Start of Stored data

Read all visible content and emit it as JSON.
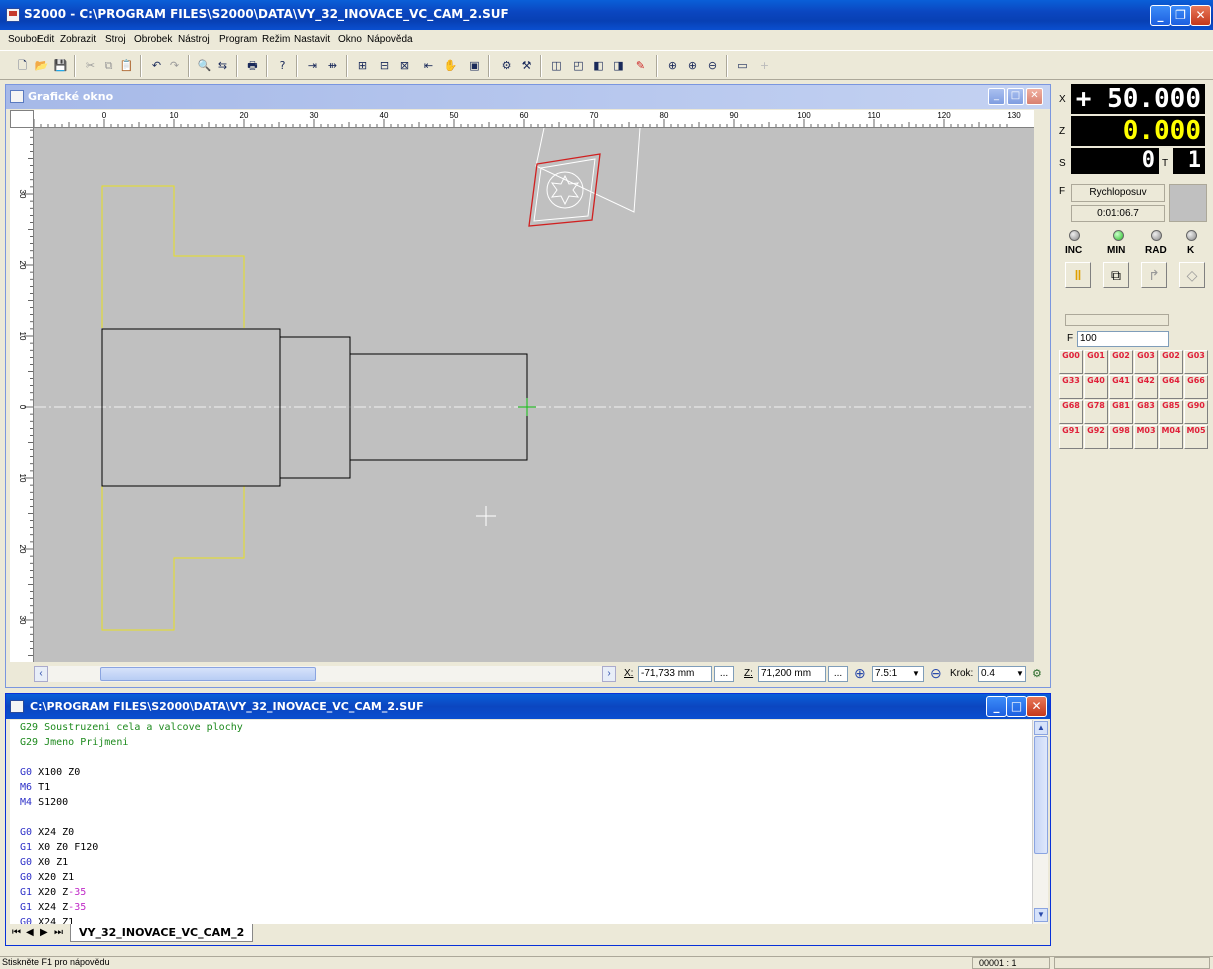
{
  "window": {
    "title": "S2000 - C:\\PROGRAM FILES\\S2000\\DATA\\VY_32_INOVACE_VC_CAM_2.SUF"
  },
  "menu": [
    "Soubor",
    "Edit",
    "Zobrazit",
    "Stroj",
    "Obrobek",
    "Nástroj",
    "Program",
    "Režim",
    "Nastavit",
    "Okno",
    "Nápověda"
  ],
  "graphic": {
    "title": "Grafické okno",
    "ruler_h": [
      "0",
      "10",
      "20",
      "30",
      "40",
      "50",
      "60",
      "70",
      "80",
      "90",
      "100",
      "110",
      "120",
      "130"
    ],
    "ruler_v": [
      "30",
      "20",
      "10",
      "0",
      "10",
      "20",
      "30"
    ],
    "x_label": "X:",
    "x_value": "-71,733 mm",
    "z_label": "Z:",
    "z_value": "71,200 mm",
    "zoom": "7.5:1",
    "step_label": "Krok:",
    "step_value": "0.4",
    "ellipsis": "..."
  },
  "readout": {
    "x_label": "X",
    "x_value": "+ 50.000",
    "z_label": "Z",
    "z_value": "0.000",
    "s_label": "S",
    "s_value": "0",
    "t_label": "T",
    "t_value": "1",
    "f_label": "F",
    "f_mode": "Rychloposuv",
    "time": "0:01:06.7",
    "modes": [
      "INC",
      "MIN",
      "RAD",
      "K"
    ],
    "feed_label": "F",
    "feed_value": "100"
  },
  "gcodes": [
    [
      "G00",
      "G01",
      "G02",
      "G03",
      "G02",
      "G03"
    ],
    [
      "G33",
      "G40",
      "G41",
      "G42",
      "G64",
      "G66"
    ],
    [
      "G68",
      "G78",
      "G81",
      "G83",
      "G85",
      "G90"
    ],
    [
      "G91",
      "G92",
      "G98",
      "M03",
      "M04",
      "M05"
    ]
  ],
  "editor": {
    "title": "C:\\PROGRAM FILES\\S2000\\DATA\\VY_32_INOVACE_VC_CAM_2.SUF",
    "tab": "VY_32_INOVACE_VC_CAM_2",
    "lines": [
      [
        {
          "c": "cmt",
          "t": "G29 Soustruzeni cela a valcove plochy"
        }
      ],
      [
        {
          "c": "cmt",
          "t": "G29 Jmeno Prijmeni"
        }
      ],
      [],
      [
        {
          "c": "kg",
          "t": "G0"
        },
        {
          "c": "",
          "t": " X100 Z0"
        }
      ],
      [
        {
          "c": "km",
          "t": "M6"
        },
        {
          "c": "",
          "t": " T1"
        }
      ],
      [
        {
          "c": "km",
          "t": "M4"
        },
        {
          "c": "",
          "t": " S1200"
        }
      ],
      [],
      [
        {
          "c": "kg",
          "t": "G0"
        },
        {
          "c": "",
          "t": " X24 Z0"
        }
      ],
      [
        {
          "c": "kg",
          "t": "G1"
        },
        {
          "c": "",
          "t": " X0 Z0 F120"
        }
      ],
      [
        {
          "c": "kg",
          "t": "G0"
        },
        {
          "c": "",
          "t": " X0 Z1"
        }
      ],
      [
        {
          "c": "kg",
          "t": "G0"
        },
        {
          "c": "",
          "t": " X20 Z1"
        }
      ],
      [
        {
          "c": "kg",
          "t": "G1"
        },
        {
          "c": "",
          "t": " X20 Z"
        },
        {
          "c": "neg",
          "t": "-35"
        }
      ],
      [
        {
          "c": "kg",
          "t": "G1"
        },
        {
          "c": "",
          "t": " X24 Z"
        },
        {
          "c": "neg",
          "t": "-35"
        }
      ],
      [
        {
          "c": "kg",
          "t": "G0"
        },
        {
          "c": "",
          "t": " X24 Z1"
        }
      ]
    ]
  },
  "status": {
    "help": "Stiskněte F1 pro nápovědu",
    "pos": "00001 : 1"
  }
}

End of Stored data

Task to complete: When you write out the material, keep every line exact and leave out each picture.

Written reply:
Read all visible content and emit it as JSON.
{
  "window": {
    "title": "S2000 - C:\\PROGRAM FILES\\S2000\\DATA\\VY_32_INOVACE_VC_CAM_2.SUF"
  },
  "menu": [
    "Soubor",
    "Edit",
    "Zobrazit",
    "Stroj",
    "Obrobek",
    "Nástroj",
    "Program",
    "Režim",
    "Nastavit",
    "Okno",
    "Nápověda"
  ],
  "graphic": {
    "title": "Grafické okno",
    "ruler_h": [
      "0",
      "10",
      "20",
      "30",
      "40",
      "50",
      "60",
      "70",
      "80",
      "90",
      "100",
      "110",
      "120",
      "130"
    ],
    "ruler_v": [
      "30",
      "20",
      "10",
      "0",
      "10",
      "20",
      "30"
    ],
    "x_label": "X:",
    "x_value": "-71,733 mm",
    "z_label": "Z:",
    "z_value": "71,200 mm",
    "zoom": "7.5:1",
    "step_label": "Krok:",
    "step_value": "0.4",
    "ellipsis": "..."
  },
  "readout": {
    "x_label": "X",
    "x_value": "+ 50.000",
    "z_label": "Z",
    "z_value": "0.000",
    "s_label": "S",
    "s_value": "0",
    "t_label": "T",
    "t_value": "1",
    "f_label": "F",
    "f_mode": "Rychloposuv",
    "time": "0:01:06.7",
    "modes": [
      "INC",
      "MIN",
      "RAD",
      "K"
    ],
    "feed_label": "F",
    "feed_value": "100"
  },
  "gcodes": [
    [
      "G00",
      "G01",
      "G02",
      "G03",
      "G02",
      "G03"
    ],
    [
      "G33",
      "G40",
      "G41",
      "G42",
      "G64",
      "G66"
    ],
    [
      "G68",
      "G78",
      "G81",
      "G83",
      "G85",
      "G90"
    ],
    [
      "G91",
      "G92",
      "G98",
      "M03",
      "M04",
      "M05"
    ]
  ],
  "editor": {
    "title": "C:\\PROGRAM FILES\\S2000\\DATA\\VY_32_INOVACE_VC_CAM_2.SUF",
    "tab": "VY_32_INOVACE_VC_CAM_2",
    "lines": [
      [
        {
          "c": "cmt",
          "t": "G29 Soustruzeni cela a valcove plochy"
        }
      ],
      [
        {
          "c": "cmt",
          "t": "G29 Jmeno Prijmeni"
        }
      ],
      [],
      [
        {
          "c": "kg",
          "t": "G0"
        },
        {
          "c": "",
          "t": " X100 Z0"
        }
      ],
      [
        {
          "c": "km",
          "t": "M6"
        },
        {
          "c": "",
          "t": " T1"
        }
      ],
      [
        {
          "c": "km",
          "t": "M4"
        },
        {
          "c": "",
          "t": " S1200"
        }
      ],
      [],
      [
        {
          "c": "kg",
          "t": "G0"
        },
        {
          "c": "",
          "t": " X24 Z0"
        }
      ],
      [
        {
          "c": "kg",
          "t": "G1"
        },
        {
          "c": "",
          "t": " X0 Z0 F120"
        }
      ],
      [
        {
          "c": "kg",
          "t": "G0"
        },
        {
          "c": "",
          "t": " X0 Z1"
        }
      ],
      [
        {
          "c": "kg",
          "t": "G0"
        },
        {
          "c": "",
          "t": " X20 Z1"
        }
      ],
      [
        {
          "c": "kg",
          "t": "G1"
        },
        {
          "c": "",
          "t": " X20 Z"
        },
        {
          "c": "neg",
          "t": "-35"
        }
      ],
      [
        {
          "c": "kg",
          "t": "G1"
        },
        {
          "c": "",
          "t": " X24 Z"
        },
        {
          "c": "neg",
          "t": "-35"
        }
      ],
      [
        {
          "c": "kg",
          "t": "G0"
        },
        {
          "c": "",
          "t": " X24 Z1"
        }
      ]
    ]
  },
  "status": {
    "help": "Stiskněte F1 pro nápovědu",
    "pos": "00001 : 1"
  }
}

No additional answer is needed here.